▸ AIM OF THE EXERCISE
Please return every line in the following data that includes the string "Even".

▸ RECORDS FOR THE TASK
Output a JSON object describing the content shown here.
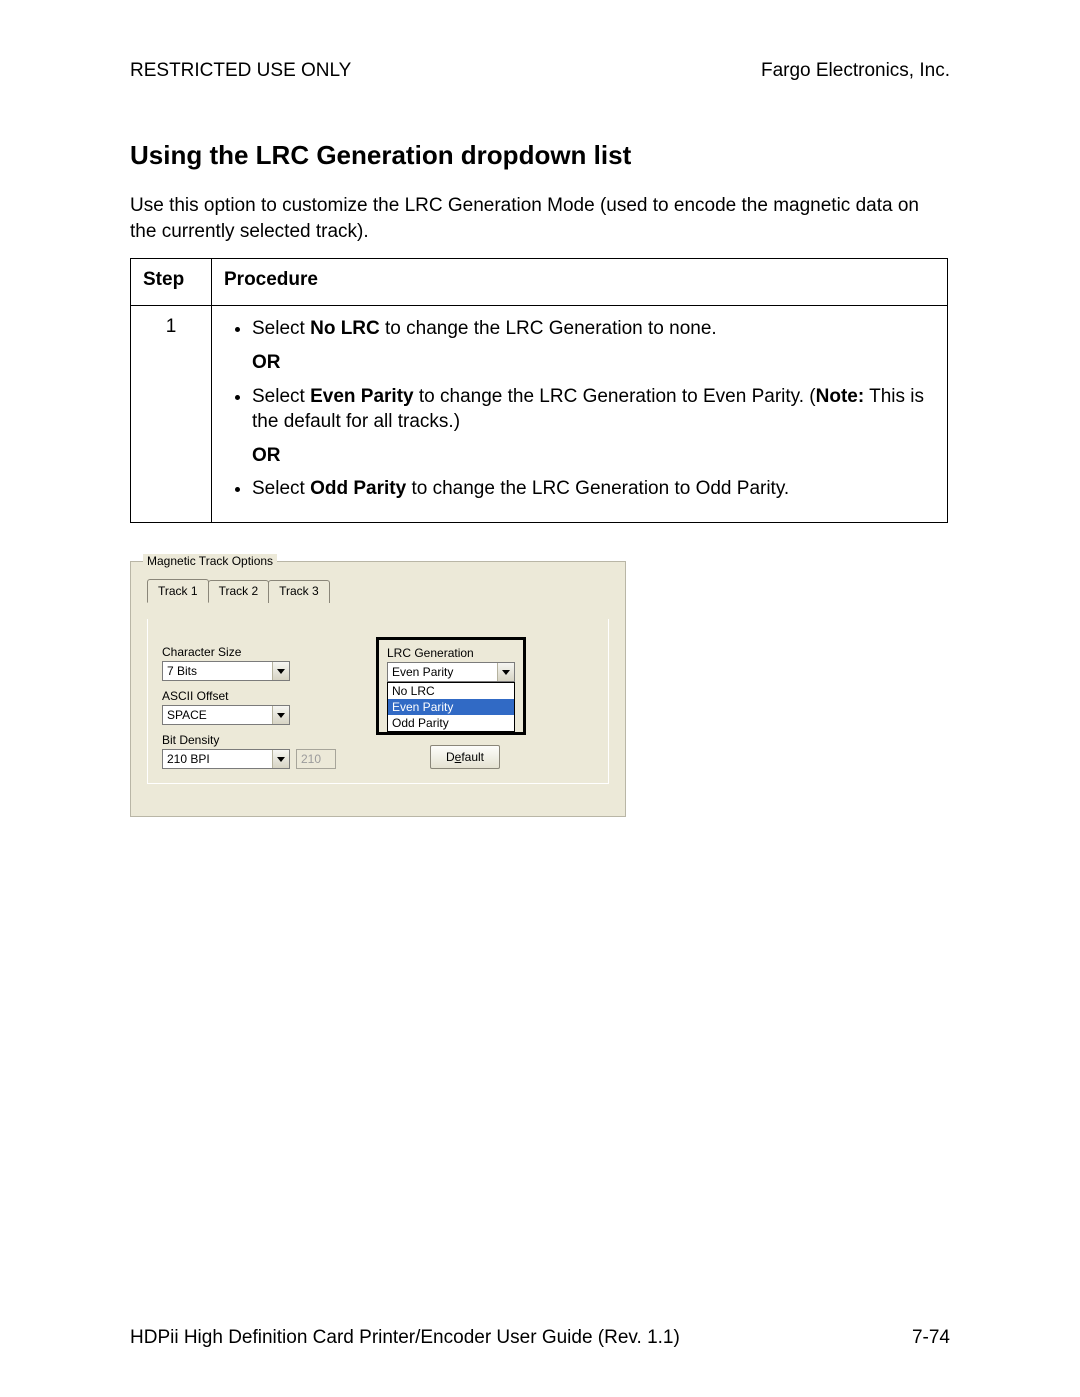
{
  "header": {
    "left": "RESTRICTED USE ONLY",
    "right": "Fargo Electronics, Inc."
  },
  "title": "Using the LRC Generation dropdown list",
  "intro": "Use this option to customize the LRC Generation Mode (used to encode the magnetic data on the currently selected track).",
  "table": {
    "col_step": "Step",
    "col_proc": "Procedure",
    "step_num": "1",
    "b1_pre": "Select ",
    "b1_bold": "No LRC",
    "b1_post": " to change the LRC Generation to none.",
    "or": "OR",
    "b2_pre": "Select ",
    "b2_bold": "Even Parity",
    "b2_mid": " to change the LRC Generation to Even Parity. (",
    "b2_note": "Note:",
    "b2_post": " This is the default for all tracks.)",
    "b3_pre": "Select ",
    "b3_bold": "Odd Parity",
    "b3_post": " to change the LRC Generation to Odd Parity."
  },
  "dialog": {
    "group_label": "Magnetic Track Options",
    "tabs": [
      "Track 1",
      "Track 2",
      "Track 3"
    ],
    "char_size_label": "Character Size",
    "char_size_value": "7 Bits",
    "ascii_label": "ASCII Offset",
    "ascii_value": "SPACE",
    "bit_label": "Bit Density",
    "bit_value": "210 BPI",
    "bit_text": "210",
    "lrc_label": "LRC Generation",
    "lrc_value": "Even Parity",
    "lrc_options": [
      "No LRC",
      "Even Parity",
      "Odd Parity"
    ],
    "default_btn_pre": "D",
    "default_btn_ul": "e",
    "default_btn_post": "fault"
  },
  "footer": {
    "left": "HDPii High Definition Card Printer/Encoder User Guide (Rev. 1.1)",
    "right": "7-74"
  }
}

▸ ANSWER TO THE EXERCISE
    "b2_bold": "Even Parity",
    "b2_mid": " to change the LRC Generation to Even Parity. (",
    "lrc_value": "Even Parity",
      "Even Parity",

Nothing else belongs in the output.